*** Opening of DATA PROVIDED ***

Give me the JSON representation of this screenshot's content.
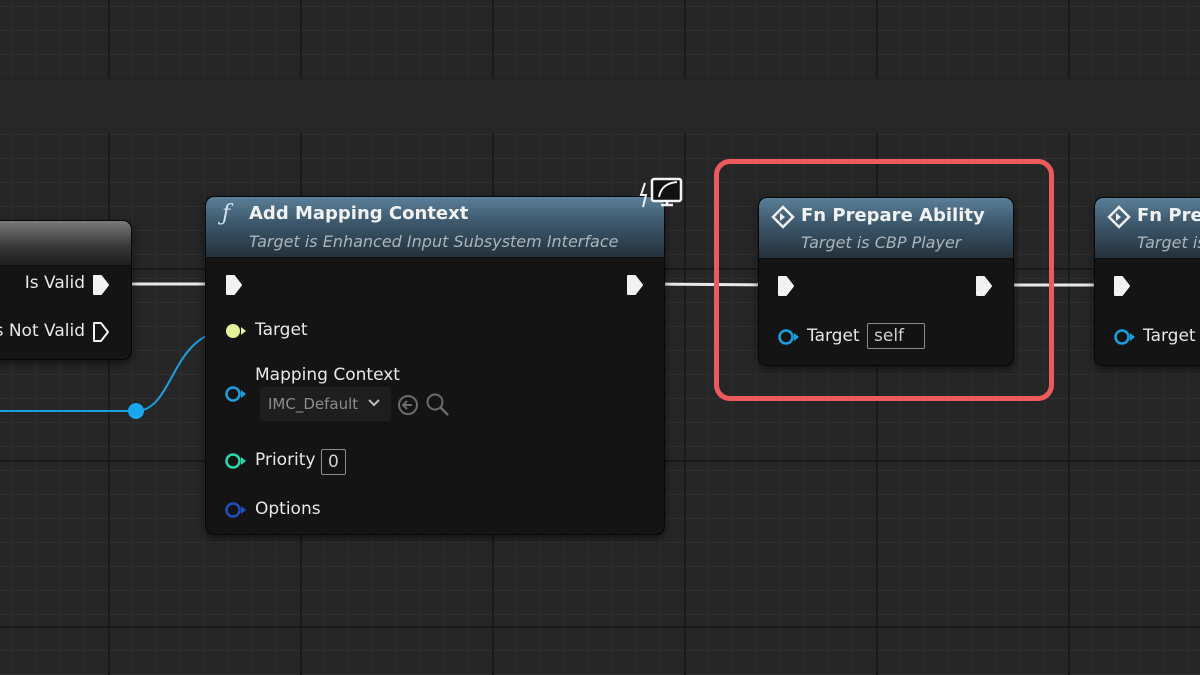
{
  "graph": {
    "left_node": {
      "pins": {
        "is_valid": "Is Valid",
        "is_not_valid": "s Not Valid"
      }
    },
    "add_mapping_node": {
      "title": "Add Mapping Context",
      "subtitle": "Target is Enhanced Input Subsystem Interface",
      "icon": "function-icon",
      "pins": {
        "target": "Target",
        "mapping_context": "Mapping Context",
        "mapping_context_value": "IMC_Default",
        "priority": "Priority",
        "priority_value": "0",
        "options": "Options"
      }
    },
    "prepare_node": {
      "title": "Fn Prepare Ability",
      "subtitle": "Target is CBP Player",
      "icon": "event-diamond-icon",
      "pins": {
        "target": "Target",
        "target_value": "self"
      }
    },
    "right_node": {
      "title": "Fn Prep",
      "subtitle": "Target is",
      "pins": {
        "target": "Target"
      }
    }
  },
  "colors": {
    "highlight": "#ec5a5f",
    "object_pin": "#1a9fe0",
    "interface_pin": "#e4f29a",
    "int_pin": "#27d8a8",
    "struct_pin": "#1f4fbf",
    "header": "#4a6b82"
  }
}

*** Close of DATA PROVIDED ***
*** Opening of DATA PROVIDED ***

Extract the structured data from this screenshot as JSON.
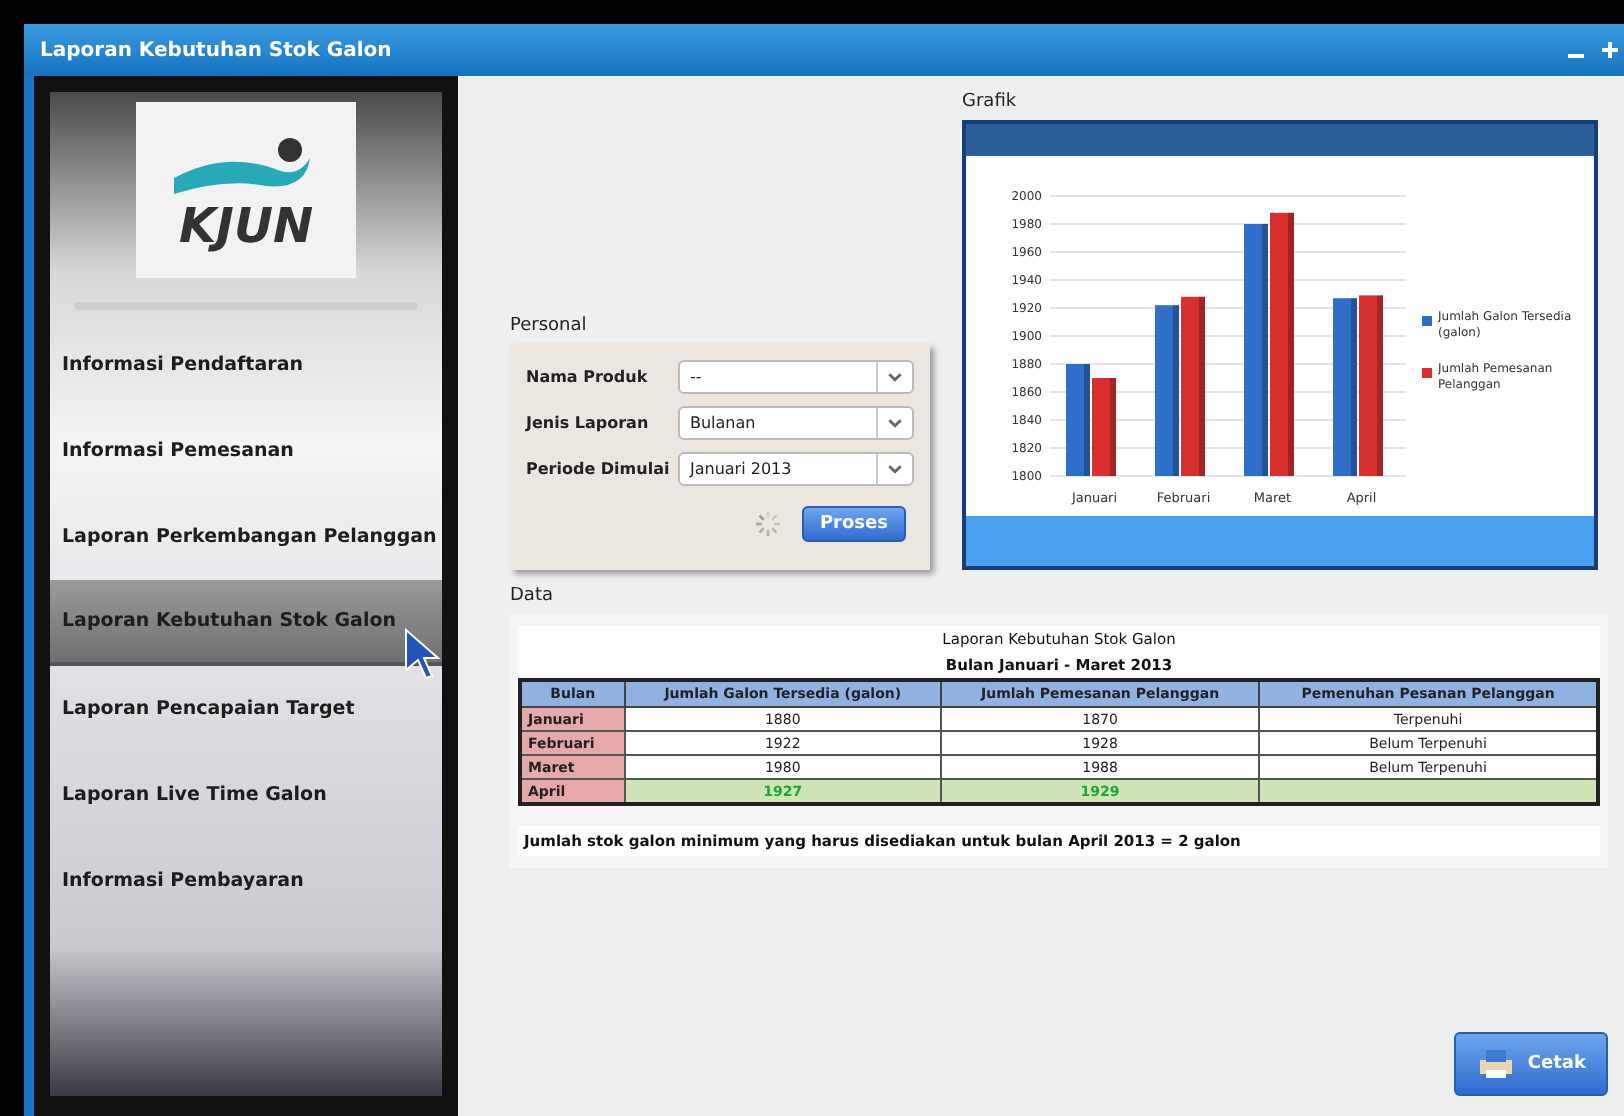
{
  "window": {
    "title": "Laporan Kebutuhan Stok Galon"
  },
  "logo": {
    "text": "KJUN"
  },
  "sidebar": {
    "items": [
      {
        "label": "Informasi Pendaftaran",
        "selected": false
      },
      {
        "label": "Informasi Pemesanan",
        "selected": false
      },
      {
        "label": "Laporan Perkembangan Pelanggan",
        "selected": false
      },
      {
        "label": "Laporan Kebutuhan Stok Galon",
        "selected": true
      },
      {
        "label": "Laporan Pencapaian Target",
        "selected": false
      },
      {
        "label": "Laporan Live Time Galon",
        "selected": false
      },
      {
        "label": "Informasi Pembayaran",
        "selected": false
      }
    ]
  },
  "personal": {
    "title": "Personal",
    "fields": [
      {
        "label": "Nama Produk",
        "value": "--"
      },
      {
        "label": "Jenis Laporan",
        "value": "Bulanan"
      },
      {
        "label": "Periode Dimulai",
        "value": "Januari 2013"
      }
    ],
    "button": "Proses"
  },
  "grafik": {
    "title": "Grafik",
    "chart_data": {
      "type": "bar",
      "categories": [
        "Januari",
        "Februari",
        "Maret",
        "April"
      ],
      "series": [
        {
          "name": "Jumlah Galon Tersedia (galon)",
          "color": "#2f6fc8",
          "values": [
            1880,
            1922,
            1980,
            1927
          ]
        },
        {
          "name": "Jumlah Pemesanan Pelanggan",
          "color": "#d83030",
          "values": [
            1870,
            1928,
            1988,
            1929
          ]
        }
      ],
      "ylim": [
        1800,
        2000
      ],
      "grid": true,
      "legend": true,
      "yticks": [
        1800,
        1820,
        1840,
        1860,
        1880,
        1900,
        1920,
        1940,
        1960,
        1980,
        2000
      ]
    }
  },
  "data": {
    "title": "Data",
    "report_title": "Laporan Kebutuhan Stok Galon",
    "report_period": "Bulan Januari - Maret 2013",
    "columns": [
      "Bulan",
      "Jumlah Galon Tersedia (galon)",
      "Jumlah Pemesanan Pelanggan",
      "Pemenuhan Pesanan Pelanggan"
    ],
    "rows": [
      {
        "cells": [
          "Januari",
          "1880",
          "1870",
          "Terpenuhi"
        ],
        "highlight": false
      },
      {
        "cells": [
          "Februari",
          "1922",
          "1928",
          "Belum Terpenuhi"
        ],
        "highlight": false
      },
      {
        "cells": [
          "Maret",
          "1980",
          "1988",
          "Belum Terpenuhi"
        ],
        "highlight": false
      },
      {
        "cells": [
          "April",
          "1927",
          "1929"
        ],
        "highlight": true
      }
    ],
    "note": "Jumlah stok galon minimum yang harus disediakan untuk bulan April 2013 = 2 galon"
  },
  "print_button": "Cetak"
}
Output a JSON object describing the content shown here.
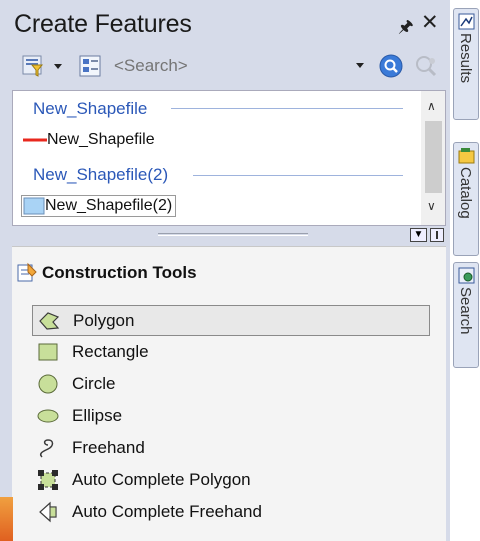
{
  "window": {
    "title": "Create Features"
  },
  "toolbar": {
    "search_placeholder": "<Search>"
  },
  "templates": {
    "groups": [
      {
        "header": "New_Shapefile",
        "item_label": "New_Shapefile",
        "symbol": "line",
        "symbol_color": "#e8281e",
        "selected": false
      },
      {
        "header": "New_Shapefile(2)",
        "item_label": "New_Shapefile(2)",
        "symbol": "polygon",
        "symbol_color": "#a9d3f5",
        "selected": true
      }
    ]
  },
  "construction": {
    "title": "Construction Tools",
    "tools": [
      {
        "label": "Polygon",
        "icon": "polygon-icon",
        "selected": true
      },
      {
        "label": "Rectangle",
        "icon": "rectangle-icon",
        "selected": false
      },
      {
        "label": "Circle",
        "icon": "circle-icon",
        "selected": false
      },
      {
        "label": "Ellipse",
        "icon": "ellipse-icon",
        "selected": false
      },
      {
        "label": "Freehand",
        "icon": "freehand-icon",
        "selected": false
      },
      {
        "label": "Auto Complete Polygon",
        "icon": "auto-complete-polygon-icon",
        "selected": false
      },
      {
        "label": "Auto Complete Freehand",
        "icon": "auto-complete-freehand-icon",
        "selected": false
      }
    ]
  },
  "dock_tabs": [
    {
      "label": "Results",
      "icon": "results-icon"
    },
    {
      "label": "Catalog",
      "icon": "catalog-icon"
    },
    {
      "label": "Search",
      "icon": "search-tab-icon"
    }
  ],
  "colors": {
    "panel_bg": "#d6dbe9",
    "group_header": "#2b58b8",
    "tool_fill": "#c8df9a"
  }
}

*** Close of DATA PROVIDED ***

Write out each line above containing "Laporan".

    "title": "Laporan Kebutuhan Stok Galon"
        "label": "Laporan Perkembangan Pelanggan",
        "label": "Laporan Kebutuhan Stok Galon",
        "label": "Laporan Pencapaian Target",
        "label": "Laporan Live Time Galon",
        "label": "Jenis Laporan",
    "report_title": "Laporan Kebutuhan Stok Galon",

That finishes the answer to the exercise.